### What is required
Reproduce the records that follow exactly as they appear.

....................

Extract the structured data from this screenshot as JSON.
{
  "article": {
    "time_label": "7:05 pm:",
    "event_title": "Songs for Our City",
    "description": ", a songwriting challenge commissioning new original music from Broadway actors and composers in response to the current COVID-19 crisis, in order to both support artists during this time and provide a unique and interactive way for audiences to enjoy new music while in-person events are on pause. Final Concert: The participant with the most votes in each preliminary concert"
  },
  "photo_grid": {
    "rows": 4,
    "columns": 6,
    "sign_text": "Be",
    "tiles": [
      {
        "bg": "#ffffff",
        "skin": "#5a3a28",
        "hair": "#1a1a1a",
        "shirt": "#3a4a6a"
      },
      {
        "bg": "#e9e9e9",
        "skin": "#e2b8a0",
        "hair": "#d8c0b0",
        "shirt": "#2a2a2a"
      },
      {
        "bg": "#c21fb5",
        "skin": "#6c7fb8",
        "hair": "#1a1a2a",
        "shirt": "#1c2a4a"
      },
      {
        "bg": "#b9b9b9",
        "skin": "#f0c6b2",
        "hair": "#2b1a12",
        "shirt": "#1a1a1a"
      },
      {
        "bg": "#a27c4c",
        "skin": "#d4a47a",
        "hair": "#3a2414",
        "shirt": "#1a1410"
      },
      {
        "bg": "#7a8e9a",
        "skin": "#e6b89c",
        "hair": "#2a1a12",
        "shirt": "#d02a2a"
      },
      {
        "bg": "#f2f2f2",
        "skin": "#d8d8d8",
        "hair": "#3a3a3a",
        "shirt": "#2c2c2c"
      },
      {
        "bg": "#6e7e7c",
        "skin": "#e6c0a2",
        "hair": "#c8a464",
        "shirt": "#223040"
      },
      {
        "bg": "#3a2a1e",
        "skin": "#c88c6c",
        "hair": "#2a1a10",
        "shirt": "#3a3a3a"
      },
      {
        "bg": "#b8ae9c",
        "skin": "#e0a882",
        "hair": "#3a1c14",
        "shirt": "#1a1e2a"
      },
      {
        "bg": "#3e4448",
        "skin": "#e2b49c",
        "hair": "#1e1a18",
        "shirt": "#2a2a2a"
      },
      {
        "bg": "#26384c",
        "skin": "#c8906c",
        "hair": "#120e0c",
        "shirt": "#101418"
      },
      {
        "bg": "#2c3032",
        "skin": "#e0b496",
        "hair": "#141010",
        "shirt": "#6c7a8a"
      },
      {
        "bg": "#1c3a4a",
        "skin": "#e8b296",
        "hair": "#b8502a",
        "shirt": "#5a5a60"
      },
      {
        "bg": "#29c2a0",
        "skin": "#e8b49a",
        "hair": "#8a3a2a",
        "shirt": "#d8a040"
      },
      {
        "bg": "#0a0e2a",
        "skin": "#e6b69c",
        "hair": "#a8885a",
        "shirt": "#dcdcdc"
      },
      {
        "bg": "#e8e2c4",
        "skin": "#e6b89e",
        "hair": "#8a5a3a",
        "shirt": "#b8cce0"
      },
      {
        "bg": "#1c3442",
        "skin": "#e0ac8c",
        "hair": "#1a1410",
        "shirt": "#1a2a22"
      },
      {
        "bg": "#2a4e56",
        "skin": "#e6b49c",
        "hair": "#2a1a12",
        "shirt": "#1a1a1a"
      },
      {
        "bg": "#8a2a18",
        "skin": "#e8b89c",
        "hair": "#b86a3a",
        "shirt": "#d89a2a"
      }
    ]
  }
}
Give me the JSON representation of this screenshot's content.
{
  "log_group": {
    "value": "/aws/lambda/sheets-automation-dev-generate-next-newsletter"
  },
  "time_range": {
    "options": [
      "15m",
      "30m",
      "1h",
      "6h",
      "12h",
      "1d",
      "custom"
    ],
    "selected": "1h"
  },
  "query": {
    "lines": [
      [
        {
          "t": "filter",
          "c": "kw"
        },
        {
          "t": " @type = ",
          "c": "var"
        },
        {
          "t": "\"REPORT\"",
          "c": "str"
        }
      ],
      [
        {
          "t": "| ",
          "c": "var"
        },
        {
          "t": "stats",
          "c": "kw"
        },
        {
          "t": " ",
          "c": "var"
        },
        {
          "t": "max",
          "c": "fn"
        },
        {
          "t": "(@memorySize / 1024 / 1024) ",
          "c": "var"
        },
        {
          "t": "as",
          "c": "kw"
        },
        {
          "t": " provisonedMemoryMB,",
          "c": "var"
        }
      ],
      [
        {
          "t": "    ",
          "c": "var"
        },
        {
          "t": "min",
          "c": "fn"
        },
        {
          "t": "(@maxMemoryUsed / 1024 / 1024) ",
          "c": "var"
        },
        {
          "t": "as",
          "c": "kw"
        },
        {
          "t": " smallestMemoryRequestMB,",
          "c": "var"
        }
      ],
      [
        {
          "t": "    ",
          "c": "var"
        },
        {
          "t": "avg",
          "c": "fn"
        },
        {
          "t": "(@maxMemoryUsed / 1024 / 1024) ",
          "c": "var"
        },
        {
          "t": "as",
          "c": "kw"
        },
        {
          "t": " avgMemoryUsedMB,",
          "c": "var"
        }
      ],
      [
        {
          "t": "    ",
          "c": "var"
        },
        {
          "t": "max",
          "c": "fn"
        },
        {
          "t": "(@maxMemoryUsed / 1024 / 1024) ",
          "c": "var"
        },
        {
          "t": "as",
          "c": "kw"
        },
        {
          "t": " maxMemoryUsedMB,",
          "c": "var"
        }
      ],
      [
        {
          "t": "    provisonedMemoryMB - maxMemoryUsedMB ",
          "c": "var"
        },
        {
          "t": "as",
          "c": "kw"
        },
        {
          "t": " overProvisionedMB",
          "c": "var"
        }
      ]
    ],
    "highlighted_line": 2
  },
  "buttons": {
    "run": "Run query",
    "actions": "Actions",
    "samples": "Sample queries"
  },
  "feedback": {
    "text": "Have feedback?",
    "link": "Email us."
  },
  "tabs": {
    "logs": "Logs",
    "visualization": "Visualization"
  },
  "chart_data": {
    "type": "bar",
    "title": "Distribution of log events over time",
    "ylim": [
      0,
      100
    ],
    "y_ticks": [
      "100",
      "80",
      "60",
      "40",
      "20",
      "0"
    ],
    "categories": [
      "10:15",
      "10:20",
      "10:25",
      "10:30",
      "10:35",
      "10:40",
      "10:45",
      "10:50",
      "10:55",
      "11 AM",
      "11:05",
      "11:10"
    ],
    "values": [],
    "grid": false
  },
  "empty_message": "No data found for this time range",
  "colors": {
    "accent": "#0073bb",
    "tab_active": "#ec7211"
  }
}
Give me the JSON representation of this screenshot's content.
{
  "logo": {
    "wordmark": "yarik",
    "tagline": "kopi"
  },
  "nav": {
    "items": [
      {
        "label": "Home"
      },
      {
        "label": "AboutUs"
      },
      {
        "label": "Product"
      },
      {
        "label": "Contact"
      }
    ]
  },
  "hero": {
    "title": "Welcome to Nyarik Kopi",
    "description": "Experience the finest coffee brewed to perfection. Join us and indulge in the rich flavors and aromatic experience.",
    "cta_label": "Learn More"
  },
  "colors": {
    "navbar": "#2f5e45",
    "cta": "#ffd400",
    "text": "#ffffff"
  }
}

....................

### Completed exercise
Extract the structured data from this screenshot as JSON.
{
  "article": {
    "time_label": "7:05 pm:",
    "event_title": "Songs for Our City",
    "description": ", a songwriting challenge commissioning new original music from Broadway actors and composers in response to the current COVID-19 crisis, in order to both support artists during this time and provide a unique and interactive way for audiences to enjoy new music while in-person events are on pause. Final Concert: The participant with the most votes in each preliminary concert"
  },
  "photo_grid": {
    "rows": 4,
    "columns": 6,
    "sign_text": "Be",
    "tiles": [
      {
        "bg": "#ffffff",
        "skin": "#5a3a28",
        "hair": "#1a1a1a",
        "shirt": "#3a4a6a"
      },
      {
        "bg": "#e9e9e9",
        "skin": "#e2b8a0",
        "hair": "#d8c0b0",
        "shirt": "#2a2a2a"
      },
      {
        "bg": "#c21fb5",
        "skin": "#6c7fb8",
        "hair": "#1a1a2a",
        "shirt": "#1c2a4a"
      },
      {
        "bg": "#b9b9b9",
        "skin": "#f0c6b2",
        "hair": "#2b1a12",
        "shirt": "#1a1a1a"
      },
      {
        "bg": "#a27c4c",
        "skin": "#d4a47a",
        "hair": "#3a2414",
        "shirt": "#1a1410"
      },
      {
        "bg": "#7a8e9a",
        "skin": "#e6b89c",
        "hair": "#2a1a12",
        "shirt": "#d02a2a"
      },
      {
        "bg": "#f2f2f2",
        "skin": "#d8d8d8",
        "hair": "#3a3a3a",
        "shirt": "#2c2c2c"
      },
      {
        "bg": "#6e7e7c",
        "skin": "#e6c0a2",
        "hair": "#c8a464",
        "shirt": "#223040"
      },
      {
        "bg": "#3a2a1e",
        "skin": "#c88c6c",
        "hair": "#2a1a10",
        "shirt": "#3a3a3a"
      },
      {
        "bg": "#b8ae9c",
        "skin": "#e0a882",
        "hair": "#3a1c14",
        "shirt": "#1a1e2a"
      },
      {
        "bg": "#3e4448",
        "skin": "#e2b49c",
        "hair": "#1e1a18",
        "shirt": "#2a2a2a"
      },
      {
        "bg": "#26384c",
        "skin": "#c8906c",
        "hair": "#120e0c",
        "shirt": "#101418"
      },
      {
        "bg": "#2c3032",
        "skin": "#e0b496",
        "hair": "#141010",
        "shirt": "#6c7a8a"
      },
      {
        "bg": "#1c3a4a",
        "skin": "#e8b296",
        "hair": "#b8502a",
        "shirt": "#5a5a60"
      },
      {
        "bg": "#29c2a0",
        "skin": "#e8b49a",
        "hair": "#8a3a2a",
        "shirt": "#d8a040"
      },
      {
        "bg": "#0a0e2a",
        "skin": "#e6b69c",
        "hair": "#a8885a",
        "shirt": "#dcdcdc"
      },
      {
        "bg": "#e8e2c4",
        "skin": "#e6b89e",
        "hair": "#8a5a3a",
        "shirt": "#b8cce0"
      },
      {
        "bg": "#1c3442",
        "skin": "#e0ac8c",
        "hair": "#1a1410",
        "shirt": "#1a2a22"
      },
      {
        "bg": "#2a4e56",
        "skin": "#e6b49c",
        "hair": "#2a1a12",
        "shirt": "#1a1a1a"
      },
      {
        "bg": "#8a2a18",
        "skin": "#e8b89c",
        "hair": "#b86a3a",
        "shirt": "#d89a2a"
      }
    ]
  }
}
Give me the JSON representation of this screenshot's content.
{
  "log_group": {
    "value": "/aws/lambda/sheets-automation-dev-generate-next-newsletter"
  },
  "time_range": {
    "options": [
      "15m",
      "30m",
      "1h",
      "6h",
      "12h",
      "1d",
      "custom"
    ],
    "selected": "1h"
  },
  "query": {
    "lines": [
      [
        {
          "t": "filter",
          "c": "kw"
        },
        {
          "t": " @type = ",
          "c": "var"
        },
        {
          "t": "\"REPORT\"",
          "c": "str"
        }
      ],
      [
        {
          "t": "| ",
          "c": "var"
        },
        {
          "t": "stats",
          "c": "kw"
        },
        {
          "t": " ",
          "c": "var"
        },
        {
          "t": "max",
          "c": "fn"
        },
        {
          "t": "(@memorySize / 1024 / 1024) ",
          "c": "var"
        },
        {
          "t": "as",
          "c": "kw"
        },
        {
          "t": " provisonedMemoryMB,",
          "c": "var"
        }
      ],
      [
        {
          "t": "    ",
          "c": "var"
        },
        {
          "t": "min",
          "c": "fn"
        },
        {
          "t": "(@maxMemoryUsed / 1024 / 1024) ",
          "c": "var"
        },
        {
          "t": "as",
          "c": "kw"
        },
        {
          "t": " smallestMemoryRequestMB,",
          "c": "var"
        }
      ],
      [
        {
          "t": "    ",
          "c": "var"
        },
        {
          "t": "avg",
          "c": "fn"
        },
        {
          "t": "(@maxMemoryUsed / 1024 / 1024) ",
          "c": "var"
        },
        {
          "t": "as",
          "c": "kw"
        },
        {
          "t": " avgMemoryUsedMB,",
          "c": "var"
        }
      ],
      [
        {
          "t": "    ",
          "c": "var"
        },
        {
          "t": "max",
          "c": "fn"
        },
        {
          "t": "(@maxMemoryUsed / 1024 / 1024) ",
          "c": "var"
        },
        {
          "t": "as",
          "c": "kw"
        },
        {
          "t": " maxMemoryUsedMB,",
          "c": "var"
        }
      ],
      [
        {
          "t": "    provisonedMemoryMB - maxMemoryUsedMB ",
          "c": "var"
        },
        {
          "t": "as",
          "c": "kw"
        },
        {
          "t": " overProvisionedMB",
          "c": "var"
        }
      ]
    ],
    "highlighted_line": 2
  },
  "buttons": {
    "run": "Run query",
    "actions": "Actions",
    "samples": "Sample queries"
  },
  "feedback": {
    "text": "Have feedback?",
    "link": "Email us."
  },
  "tabs": {
    "logs": "Logs",
    "visualization": "Visualization"
  },
  "chart_data": {
    "type": "bar",
    "title": "Distribution of log events over time",
    "ylim": [
      0,
      100
    ],
    "y_ticks": [
      "100",
      "80",
      "60",
      "40",
      "20",
      "0"
    ],
    "categories": [
      "10:15",
      "10:20",
      "10:25",
      "10:30",
      "10:35",
      "10:40",
      "10:45",
      "10:50",
      "10:55",
      "11 AM",
      "11:05",
      "11:10"
    ],
    "values": [],
    "grid": false
  },
  "empty_message": "No data found for this time range",
  "colors": {
    "accent": "#0073bb",
    "tab_active": "#ec7211"
  }
}
Give me the JSON representation of this screenshot's content.
{
  "logo": {
    "wordmark": "yarik",
    "tagline": "kopi"
  },
  "nav": {
    "items": [
      {
        "label": "Home"
      },
      {
        "label": "AboutUs"
      },
      {
        "label": "Product"
      },
      {
        "label": "Contact"
      }
    ]
  },
  "hero": {
    "title": "Welcome to Nyarik Kopi",
    "description": "Experience the finest coffee brewed to perfection. Join us and indulge in the rich flavors and aromatic experience.",
    "cta_label": "Learn More"
  },
  "colors": {
    "navbar": "#2f5e45",
    "cta": "#ffd400",
    "text": "#ffffff"
  }
}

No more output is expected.